When a hardware glitch in Utah delayed flights from Atlanta to New York to Dallas–Fort Worth last week, meeting professionals got another snapshot of their vulnerability to infrastructure problems that are outside their control but that have the potential to throw months of planning into disarray.
The Wall Street Journal reported that problems began around 5 a.m. Thursday when a Federal Aviation Authority computer began sending out misinformation about pilots’ flight paths and, in some cases, about expected weather patterns. By the time the faulty router was repaired four hours later, the three major New York-area airports were averaging 80-minute delays, and in Atlanta, 377 flights had been delayed or canceled.
According to the WSJ, FAA officials traced the glitch to obsolete equipment that could take another decade to fully modernize, at a cost of up to $40 billion.
"This is like going into the house and having to redo the plumbing and electrical," William Voss, president of the Virginia-based Flight Safety Foundation, told the WSJ. "It's not glamorous, but it's essential for anything else to work."
Gaping holes in critical infrastructure in North America is old news. In 1982, I was assigned to review Brittle Power, a study that documented the vulnerability of North America’s antiquated electric-power grid. Twenty-one years later, almost to the day, a grid failure in northern Ohio triggered the 2003 Northeast Blackout, plunging several states, one Canadian province—and any meetings they happened to be hosting—into darkness. MPI’s 2003 Certification in Meeting Management class convened in Gatineau, Québec, while Ontario was still on emergency power, and to this day, it’s remembered as the Blackout Class of ’03.
Whether a crisis originates with the power grid, the air-traffic control system, or our inability to anticipate extreme weather in an era of rapid climate change, the results can be sudden, severe, and unpredictable.

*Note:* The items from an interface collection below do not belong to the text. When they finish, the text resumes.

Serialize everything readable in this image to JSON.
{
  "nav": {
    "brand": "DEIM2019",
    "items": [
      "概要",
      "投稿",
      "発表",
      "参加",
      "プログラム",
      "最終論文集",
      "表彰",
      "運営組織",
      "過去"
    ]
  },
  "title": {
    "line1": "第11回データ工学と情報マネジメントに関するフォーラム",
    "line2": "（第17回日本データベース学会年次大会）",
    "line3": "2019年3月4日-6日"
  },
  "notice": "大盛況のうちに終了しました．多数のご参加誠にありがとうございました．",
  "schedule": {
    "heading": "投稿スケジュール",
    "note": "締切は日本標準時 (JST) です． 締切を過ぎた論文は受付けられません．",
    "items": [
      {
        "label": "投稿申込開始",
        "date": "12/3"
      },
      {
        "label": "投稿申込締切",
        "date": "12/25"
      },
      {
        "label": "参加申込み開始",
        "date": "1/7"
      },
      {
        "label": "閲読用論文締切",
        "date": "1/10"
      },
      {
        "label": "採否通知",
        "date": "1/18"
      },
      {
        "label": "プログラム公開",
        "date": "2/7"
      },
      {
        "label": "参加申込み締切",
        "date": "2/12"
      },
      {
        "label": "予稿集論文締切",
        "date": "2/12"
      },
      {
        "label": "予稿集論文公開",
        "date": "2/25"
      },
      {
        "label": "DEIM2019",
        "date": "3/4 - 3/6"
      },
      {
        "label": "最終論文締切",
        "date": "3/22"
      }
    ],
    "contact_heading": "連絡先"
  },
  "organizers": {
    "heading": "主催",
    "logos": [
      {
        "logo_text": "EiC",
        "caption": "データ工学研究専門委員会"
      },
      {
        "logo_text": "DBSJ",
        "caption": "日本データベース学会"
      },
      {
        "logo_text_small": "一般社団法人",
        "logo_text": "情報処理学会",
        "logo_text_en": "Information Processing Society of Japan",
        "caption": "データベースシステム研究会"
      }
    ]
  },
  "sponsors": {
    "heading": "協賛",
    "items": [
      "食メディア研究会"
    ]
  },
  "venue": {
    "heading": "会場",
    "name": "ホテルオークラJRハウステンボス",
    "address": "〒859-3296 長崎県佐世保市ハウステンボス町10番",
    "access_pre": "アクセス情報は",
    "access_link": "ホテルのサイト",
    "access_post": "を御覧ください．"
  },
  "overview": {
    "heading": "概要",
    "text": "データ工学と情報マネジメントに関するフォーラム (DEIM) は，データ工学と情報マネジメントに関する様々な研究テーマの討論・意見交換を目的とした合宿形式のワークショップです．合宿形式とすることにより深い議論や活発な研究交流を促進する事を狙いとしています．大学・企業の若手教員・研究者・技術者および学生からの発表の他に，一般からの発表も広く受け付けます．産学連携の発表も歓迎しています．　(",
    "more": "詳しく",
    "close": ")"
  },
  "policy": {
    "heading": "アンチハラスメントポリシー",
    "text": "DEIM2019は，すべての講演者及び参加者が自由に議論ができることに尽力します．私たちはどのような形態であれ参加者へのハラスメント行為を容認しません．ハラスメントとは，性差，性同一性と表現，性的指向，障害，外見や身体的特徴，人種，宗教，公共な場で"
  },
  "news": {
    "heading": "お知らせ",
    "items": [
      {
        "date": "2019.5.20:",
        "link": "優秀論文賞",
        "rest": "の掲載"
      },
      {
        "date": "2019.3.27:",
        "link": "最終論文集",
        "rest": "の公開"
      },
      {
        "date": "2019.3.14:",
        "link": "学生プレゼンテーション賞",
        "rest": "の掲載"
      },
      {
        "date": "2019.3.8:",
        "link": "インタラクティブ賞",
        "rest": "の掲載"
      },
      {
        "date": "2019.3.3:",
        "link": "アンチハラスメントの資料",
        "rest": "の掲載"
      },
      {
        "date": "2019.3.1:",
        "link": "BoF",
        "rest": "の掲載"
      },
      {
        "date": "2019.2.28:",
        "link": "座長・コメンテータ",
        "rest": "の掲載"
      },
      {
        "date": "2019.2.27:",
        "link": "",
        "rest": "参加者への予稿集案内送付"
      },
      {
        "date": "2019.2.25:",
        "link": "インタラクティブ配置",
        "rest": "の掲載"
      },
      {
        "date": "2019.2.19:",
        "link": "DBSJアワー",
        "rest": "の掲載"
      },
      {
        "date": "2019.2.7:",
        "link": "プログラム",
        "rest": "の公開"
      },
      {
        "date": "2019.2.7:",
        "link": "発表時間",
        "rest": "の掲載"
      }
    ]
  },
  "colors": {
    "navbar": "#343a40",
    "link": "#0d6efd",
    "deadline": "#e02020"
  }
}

That’s a problem for meeting professionals, particularly when the failure comes from a system that is critical to our success, but is invisible to us until it falls apart.
I know many planners who take pride in the work they do “behind the curtain.” When all goes well, they say, participants never realize how hard the on-site team worked to make it all look so easy. Few of us think about that other curtain that hides the workings of the energy, water, waste, and transportation systems that we take for granted.
The FAA router failure wasn’t the first hitch we’ve seen with air travel, and it certainly won’t be the last. For meeting professionals who want to walk the talk about risk management and business-continuity planning, here’s an idea: Look at alternating your large, national, or international conventions with clusters of regional gatherings. That change would take some of the stress off an air-traffic system that clearly can’t handle the load, and I’m betting that a growth in regional meetings would mean more passionate advocates for high-speed rail … and none too soon.
Mitchell Beer, CMM, is president and CEO of The Conference Publishers Inc., one of the world’s leading specialists in capturing and repurposing conference content. Beer blogs at http://theconferencepublishers.com/blog. Send comments, facts, arguments, or column ideas to firstname.lastname@example.org.